In its opening moments, Get Hard features two shots of Will Ferrell's pale white backside. This is expected — he shows his derrière in all his comedies, and we're getting it over with early here. Now the movie can be creative. Daring. Try new things. Push boundaries. Make us laugh for reasons we didn't know existed. That Get Hard attempts to do all of the above is laudable; that it only moderately succeeds is, well, laughable for many reasons.
Ferrell is millionaire fund manager James King, and he's on top of the world. His gold-digging fiancée Alissa (Alison Brie) can't wait to spend her life with him in their mansion. Her father, Martin (Craig T. Nelson), also happens to be James' boss, and things couldn't be better at work. Or so James thinks.
At their engagement party, with John Mayer playing a song for them, James is arrested and charged with 43 counts of securities fraud and 30 counts of embezzlement. He maintains his innocence.
James is sentenced to 10 years in maximum security at San Quentin prison. He's given 30 days to get his affairs in order. Accordingly, he completely freaks out. For help he enlists the guy who washes his car, Darnell (Kevin Hart), to teach him to survive in prison. To be clear, director Etan Cohen is asking us to believe that even though James is smart enough to run a billion-dollar hedge fund, he's also so blatantly ignorant that he thinks Darnell has been in prison just because he's African-American. Ordinarily this would be offensive, but Darnell is in on the joke, and Cohen gets some good laughs from Darnell's wife (Edwina Findley Dickerson) and daughter (Ariana Neal) as a result of the situation.
The burden of the bulk of the laughs, however, lands on Ferrell and Hart, and both are game for the challenge but not always effective. James' training includes how to fight, survive a riot, always be on guard, etc., and in each scenario Ferrell and Hart never lack for energy. What they do lack, however, is chemistry, because they never play well off one another. They're nearly uncomfortable together, in fact. It's as if they're consumed with doing their own thing to make sure they appeal to their fan base, and forgot that the collaborative power of comedy is stronger than what an individual can provide.
A prime example comes when they're in the makeshift prison yard and Darnell imitates what a contentious African-American, Latin and gay confrontation could feel like. The scene requires Hart to shift gears in a nanosecond but Ferrell to just stand there as the straight man, likely unsure if he should improv to keep the scene going or just let Hart do his thing.
Conversely, Ferrell has a moment later in which he goes on a trash-talking rant that requires Hart to just sit and listen. Add to this some truly desperate moments, like James having a hard time performing fellatio and the otherwise cowardly Darnell breaking up a Neo-Nazi party, and you have a comedy that probably reads funny on paper but doesn't play well on the big screen.

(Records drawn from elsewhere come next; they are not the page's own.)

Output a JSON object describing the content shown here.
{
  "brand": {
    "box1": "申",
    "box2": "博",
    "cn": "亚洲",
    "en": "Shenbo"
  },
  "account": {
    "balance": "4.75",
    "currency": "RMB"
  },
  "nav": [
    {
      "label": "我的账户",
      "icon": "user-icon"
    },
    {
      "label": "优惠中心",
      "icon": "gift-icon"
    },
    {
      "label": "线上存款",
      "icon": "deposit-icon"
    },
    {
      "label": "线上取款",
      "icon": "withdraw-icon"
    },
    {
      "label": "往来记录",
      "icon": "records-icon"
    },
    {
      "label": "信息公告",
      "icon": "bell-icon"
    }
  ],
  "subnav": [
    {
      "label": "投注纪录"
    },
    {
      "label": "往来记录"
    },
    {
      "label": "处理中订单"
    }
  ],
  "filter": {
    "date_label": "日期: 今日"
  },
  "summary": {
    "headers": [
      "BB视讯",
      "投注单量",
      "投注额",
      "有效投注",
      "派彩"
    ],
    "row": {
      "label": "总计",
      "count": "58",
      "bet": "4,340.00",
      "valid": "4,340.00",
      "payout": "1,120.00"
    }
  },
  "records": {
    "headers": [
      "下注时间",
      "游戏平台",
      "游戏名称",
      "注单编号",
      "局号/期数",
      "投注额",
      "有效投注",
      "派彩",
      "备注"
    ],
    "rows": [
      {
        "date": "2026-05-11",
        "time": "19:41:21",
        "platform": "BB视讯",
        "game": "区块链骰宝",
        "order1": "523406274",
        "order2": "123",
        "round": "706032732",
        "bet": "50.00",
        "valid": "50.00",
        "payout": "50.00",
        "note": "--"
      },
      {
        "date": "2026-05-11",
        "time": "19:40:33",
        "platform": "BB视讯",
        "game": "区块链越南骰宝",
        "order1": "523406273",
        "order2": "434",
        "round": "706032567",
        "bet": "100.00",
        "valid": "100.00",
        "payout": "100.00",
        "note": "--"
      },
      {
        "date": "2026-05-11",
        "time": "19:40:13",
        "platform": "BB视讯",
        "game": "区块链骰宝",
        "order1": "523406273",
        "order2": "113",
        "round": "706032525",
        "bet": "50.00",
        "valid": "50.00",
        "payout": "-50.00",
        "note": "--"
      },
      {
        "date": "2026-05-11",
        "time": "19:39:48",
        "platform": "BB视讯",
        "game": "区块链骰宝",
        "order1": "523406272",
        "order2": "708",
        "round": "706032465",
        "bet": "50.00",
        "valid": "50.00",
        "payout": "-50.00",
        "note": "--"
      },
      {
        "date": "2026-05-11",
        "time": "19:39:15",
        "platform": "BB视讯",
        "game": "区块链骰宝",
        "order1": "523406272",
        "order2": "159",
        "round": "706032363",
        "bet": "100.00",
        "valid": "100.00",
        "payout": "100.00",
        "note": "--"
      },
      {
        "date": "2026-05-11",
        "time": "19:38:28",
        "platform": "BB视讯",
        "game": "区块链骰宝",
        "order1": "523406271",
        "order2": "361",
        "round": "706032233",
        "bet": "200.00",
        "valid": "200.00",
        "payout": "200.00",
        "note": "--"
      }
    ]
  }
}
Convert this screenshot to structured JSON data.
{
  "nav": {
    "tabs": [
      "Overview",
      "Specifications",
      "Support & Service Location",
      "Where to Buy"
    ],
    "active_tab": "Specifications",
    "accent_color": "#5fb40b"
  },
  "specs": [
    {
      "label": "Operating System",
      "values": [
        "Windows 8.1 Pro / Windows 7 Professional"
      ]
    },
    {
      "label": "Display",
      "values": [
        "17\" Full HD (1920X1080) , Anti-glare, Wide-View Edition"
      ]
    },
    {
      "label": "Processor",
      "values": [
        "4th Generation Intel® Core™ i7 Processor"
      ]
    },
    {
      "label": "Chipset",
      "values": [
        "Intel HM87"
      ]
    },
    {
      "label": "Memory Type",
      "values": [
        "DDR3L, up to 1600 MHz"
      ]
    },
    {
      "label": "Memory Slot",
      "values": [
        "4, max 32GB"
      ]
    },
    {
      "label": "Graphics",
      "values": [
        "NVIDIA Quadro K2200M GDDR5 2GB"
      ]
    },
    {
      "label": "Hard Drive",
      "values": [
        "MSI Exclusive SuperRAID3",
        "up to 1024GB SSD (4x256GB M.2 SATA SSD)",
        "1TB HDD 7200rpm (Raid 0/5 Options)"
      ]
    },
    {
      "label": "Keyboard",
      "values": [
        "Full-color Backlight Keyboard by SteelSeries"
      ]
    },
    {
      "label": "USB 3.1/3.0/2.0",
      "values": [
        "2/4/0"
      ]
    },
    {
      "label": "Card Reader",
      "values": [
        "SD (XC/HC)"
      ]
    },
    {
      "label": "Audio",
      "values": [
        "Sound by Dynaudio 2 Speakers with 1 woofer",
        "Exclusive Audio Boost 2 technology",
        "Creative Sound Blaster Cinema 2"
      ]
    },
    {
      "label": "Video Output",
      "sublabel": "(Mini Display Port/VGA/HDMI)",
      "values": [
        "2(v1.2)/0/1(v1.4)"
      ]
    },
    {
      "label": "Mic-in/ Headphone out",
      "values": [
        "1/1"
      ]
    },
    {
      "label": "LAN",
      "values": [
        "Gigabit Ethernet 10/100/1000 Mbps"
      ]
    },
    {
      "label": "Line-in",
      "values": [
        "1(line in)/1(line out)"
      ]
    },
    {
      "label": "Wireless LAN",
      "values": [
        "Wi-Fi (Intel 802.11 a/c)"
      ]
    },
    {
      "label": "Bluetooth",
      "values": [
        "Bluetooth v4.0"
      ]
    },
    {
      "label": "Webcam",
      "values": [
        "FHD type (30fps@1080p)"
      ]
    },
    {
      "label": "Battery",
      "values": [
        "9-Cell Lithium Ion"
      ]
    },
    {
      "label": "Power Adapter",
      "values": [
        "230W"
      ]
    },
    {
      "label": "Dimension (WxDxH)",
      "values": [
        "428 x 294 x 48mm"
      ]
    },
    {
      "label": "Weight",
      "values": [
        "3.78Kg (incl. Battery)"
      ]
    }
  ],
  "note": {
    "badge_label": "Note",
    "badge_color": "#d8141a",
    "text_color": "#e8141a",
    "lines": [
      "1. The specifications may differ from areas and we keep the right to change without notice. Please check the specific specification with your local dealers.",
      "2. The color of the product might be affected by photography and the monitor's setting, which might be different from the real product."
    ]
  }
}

This is Etan Cohen's first feature directing gig, and no doubt Ferrell and Hart's lack of chemistry is in part due to the way the film was shot and edited. Timing, pacing and editing are essential in comedy; a great joke can be delivered perfectly by the actor but if it's not presented correctly all the humor will be lost. This is not to say that happens all the time in Get Hard, but it happened enough for more jokes to miss than hit.